One of the most interesting and unusual nuclear species, the exotic isotope 11Li, has been an important part of Gregers' work for many years, from the discovery of two-neutron (1979) and three-neutron (1980) radioactivity to the idea of a quantum halo formed by an extended neutron-matter distribution in the classically forbidden region (1987). This halo-physics was popularized by Gregers in four insightful articles in Nature (1987, 1988, 1993, 1996). At the NSCL, Gregers and his collaborators studied the detailed structure of 11Li and other halo nuclei in a series of pioneering experiments. During his last years, Gregers and his colleagues developed one- and two-particle knockout reactions into an important experimental tool; their results contain much new and still not fully understood information.
A favorite subject of Gregers was the statistics of experimental data, especially in spectroscopy, reactions and decays. He was a great expert in these questions, with a subtle feeling of possible dangers and misleading "obvious appearances". Together with John Hardy and Björn Jonson, he invented the famous artificial nucleus "Pandemonium" that served as an excellent testing ground for various statistical hypotheses. Together with Achim Richter and collaborators, these ideas were combined with those of quantum chaos; the resulting approach allows the experimentalists to extract information on complex fine structure states not seen directly with relatively poor experimental resolution. Gregers, with his deep knowledge of physical reality, was always a welcome participant of theory meetings. Until the end, he worked directly on various subjects with theorists from the NSCL and other institutions.
In everyday life Gregers combined a fine politeness with firm moral principles. With a broad knowledge of literature and proficiency in several European languages, including Russian, he was ready to discuss at the highest level such different subjects as ancient history, Russian poetry, or Michigan mammals. He was a great fan of mountaineering and explored with his family many dangerous passages in Alps. He continued to work until the last days of his untimely illness. He was an exemplary colleague and friend, a scholar and a gentleman, and is greatly missed by those whose lives he touched.

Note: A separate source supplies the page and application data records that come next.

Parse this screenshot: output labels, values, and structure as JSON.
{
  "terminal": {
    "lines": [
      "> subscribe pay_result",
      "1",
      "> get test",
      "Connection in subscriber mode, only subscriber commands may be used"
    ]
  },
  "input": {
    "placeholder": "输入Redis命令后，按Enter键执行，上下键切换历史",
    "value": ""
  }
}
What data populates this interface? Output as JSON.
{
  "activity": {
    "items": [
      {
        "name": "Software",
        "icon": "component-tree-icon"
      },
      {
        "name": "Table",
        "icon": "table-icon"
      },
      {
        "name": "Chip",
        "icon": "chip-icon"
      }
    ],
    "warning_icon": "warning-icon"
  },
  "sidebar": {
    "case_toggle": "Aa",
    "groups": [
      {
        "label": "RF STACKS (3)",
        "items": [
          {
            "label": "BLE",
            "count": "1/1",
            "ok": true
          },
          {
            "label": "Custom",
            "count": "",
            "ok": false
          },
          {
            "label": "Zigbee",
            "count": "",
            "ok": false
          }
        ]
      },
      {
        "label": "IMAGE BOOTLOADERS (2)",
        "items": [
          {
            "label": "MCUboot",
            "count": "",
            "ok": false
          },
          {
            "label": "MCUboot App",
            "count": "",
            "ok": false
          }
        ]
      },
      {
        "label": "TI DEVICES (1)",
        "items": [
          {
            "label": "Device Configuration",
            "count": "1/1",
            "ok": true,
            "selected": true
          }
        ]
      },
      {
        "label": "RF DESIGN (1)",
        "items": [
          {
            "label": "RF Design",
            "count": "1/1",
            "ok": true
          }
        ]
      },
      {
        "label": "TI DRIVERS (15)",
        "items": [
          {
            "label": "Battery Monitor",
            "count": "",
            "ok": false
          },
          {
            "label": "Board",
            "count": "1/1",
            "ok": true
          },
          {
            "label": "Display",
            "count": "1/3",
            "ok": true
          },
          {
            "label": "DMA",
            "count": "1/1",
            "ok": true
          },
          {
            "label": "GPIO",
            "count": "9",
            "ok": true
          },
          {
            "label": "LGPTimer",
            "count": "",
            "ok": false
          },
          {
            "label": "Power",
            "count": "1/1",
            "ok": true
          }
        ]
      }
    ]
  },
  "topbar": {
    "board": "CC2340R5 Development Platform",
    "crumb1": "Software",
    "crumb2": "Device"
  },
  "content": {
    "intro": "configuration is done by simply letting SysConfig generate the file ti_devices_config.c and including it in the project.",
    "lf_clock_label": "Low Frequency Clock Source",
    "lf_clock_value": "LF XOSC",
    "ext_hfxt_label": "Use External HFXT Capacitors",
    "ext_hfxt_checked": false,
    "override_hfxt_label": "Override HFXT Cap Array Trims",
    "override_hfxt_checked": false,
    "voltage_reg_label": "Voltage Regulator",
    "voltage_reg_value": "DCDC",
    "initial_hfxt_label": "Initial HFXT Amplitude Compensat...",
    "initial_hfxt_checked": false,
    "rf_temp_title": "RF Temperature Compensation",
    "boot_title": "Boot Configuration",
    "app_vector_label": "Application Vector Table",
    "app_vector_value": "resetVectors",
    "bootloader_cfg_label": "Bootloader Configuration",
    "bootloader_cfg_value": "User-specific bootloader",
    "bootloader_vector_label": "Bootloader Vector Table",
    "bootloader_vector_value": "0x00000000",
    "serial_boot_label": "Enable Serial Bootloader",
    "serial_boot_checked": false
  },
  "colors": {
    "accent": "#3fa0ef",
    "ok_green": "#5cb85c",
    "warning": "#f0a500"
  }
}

C. Konrad Gelbke
Michigan State University
Chalmers University of Technology, Göteborg
Michigan State University